Secretary of State Hillary Clinton made news yesterday when Arizona Governor Jan Brewer noticed a statement that Clinton made in a June 8 interview with an Ecuadoran TV station. Secretary Clinton revealed that the Department of Justice will be filing a lawsuit challenging Arizona’s so-called “Show Me Your Papers” law. A DOJ spokesman wouldn’t confirm this, saying “The department continues to review the law.”
In an interview with Fox News’ Greta Van Susteren, Brewer called the comment “outrageous” (also noting the outrage that Secretary Clinton made the remark to a foreign audience), and complained that the President hadn’t gotten back to her on exactly the 14th day since their last meeting. It’s not like he’s got anything important going on.
There are a few things worth noting here. Greta observes that the President met with Brewer because of “political pressure,” but according to Press Secretary Robert Gibbs, the meeting was scheduled at Brewer’s request, and all they discussed were measures that the President announced in mid-to-late May.
That meeting occurred on June 3, which made yesterday exactly Day 14 since their meeting.
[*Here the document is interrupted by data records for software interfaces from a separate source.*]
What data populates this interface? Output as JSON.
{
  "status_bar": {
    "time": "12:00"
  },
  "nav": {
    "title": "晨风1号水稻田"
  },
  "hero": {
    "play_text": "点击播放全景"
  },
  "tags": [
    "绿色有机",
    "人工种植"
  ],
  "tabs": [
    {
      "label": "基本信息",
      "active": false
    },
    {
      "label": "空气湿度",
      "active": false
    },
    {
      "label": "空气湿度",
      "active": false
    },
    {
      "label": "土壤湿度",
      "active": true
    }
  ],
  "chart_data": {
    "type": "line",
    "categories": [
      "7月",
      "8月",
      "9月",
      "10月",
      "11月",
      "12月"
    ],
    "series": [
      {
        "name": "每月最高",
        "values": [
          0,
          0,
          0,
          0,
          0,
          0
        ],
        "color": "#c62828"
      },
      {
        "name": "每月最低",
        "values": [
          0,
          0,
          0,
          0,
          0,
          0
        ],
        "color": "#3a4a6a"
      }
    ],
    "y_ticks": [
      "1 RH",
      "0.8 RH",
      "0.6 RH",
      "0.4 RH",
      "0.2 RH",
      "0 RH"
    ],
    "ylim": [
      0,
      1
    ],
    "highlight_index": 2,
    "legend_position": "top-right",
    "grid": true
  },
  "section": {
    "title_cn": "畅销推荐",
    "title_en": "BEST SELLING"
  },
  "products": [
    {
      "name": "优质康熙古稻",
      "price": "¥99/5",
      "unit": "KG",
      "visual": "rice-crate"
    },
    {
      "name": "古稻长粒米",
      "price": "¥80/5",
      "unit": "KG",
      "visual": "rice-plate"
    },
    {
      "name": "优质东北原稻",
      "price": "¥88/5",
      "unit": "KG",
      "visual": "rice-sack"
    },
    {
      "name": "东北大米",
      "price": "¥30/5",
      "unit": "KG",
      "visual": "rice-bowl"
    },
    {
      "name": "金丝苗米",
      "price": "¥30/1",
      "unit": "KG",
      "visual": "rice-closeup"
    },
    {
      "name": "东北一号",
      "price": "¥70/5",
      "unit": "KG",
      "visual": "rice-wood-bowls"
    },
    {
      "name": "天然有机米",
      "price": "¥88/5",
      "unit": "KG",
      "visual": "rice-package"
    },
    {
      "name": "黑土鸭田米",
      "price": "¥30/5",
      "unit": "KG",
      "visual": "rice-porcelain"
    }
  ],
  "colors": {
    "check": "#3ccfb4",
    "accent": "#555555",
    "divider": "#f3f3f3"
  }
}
Assuming the President made a date-certain commitment to update Brewer, and ignoring events that might take precedence, the day wasn’t even over when Brewer started complaining.
Finally, whatever you think of Arizona’s law, it is remarkable that Greta Van Susteren, a supposed legal expert, would make this statement: (emphasis mine)
Arizona, finally, after being quite patient, steps in, passes a statute, whether it’s constitutional or not, and the reaction now seems to be, by the federal government, “You guys are the bad guys.”
The constitutionality of the Arizona law is just a sidenote, then. What really matters is whether most white people support the law. Funny how the percentages of people supporting the law poll at almost exactly the percentage of the non-Hispanic white population.
This is exactly why we have a Constitution, a Supreme Court, and a Department of Justice, to ensure that the moral and just principles of our country are never overtaken by the tyranny of the majority.
Update: When I originally wrote this piece, I referred to Greta Van Susteren as a “supposed legal expert.” I intended it as shorthand, but in context, it clearly comes off as an insult. What I meant to convey was that her statement was out of step with her qualifications as a legal expert. I was a big fan of Greta’s, beginning with her excellent coverage of the OJ Simpson trial. I did not mean to imply that she’s not a legal expert. In fact, she is among the best legal experts around. I would barely have cared about this remark had it come from some ordinary cable news anchor.
Have a tip we should know? email@example.com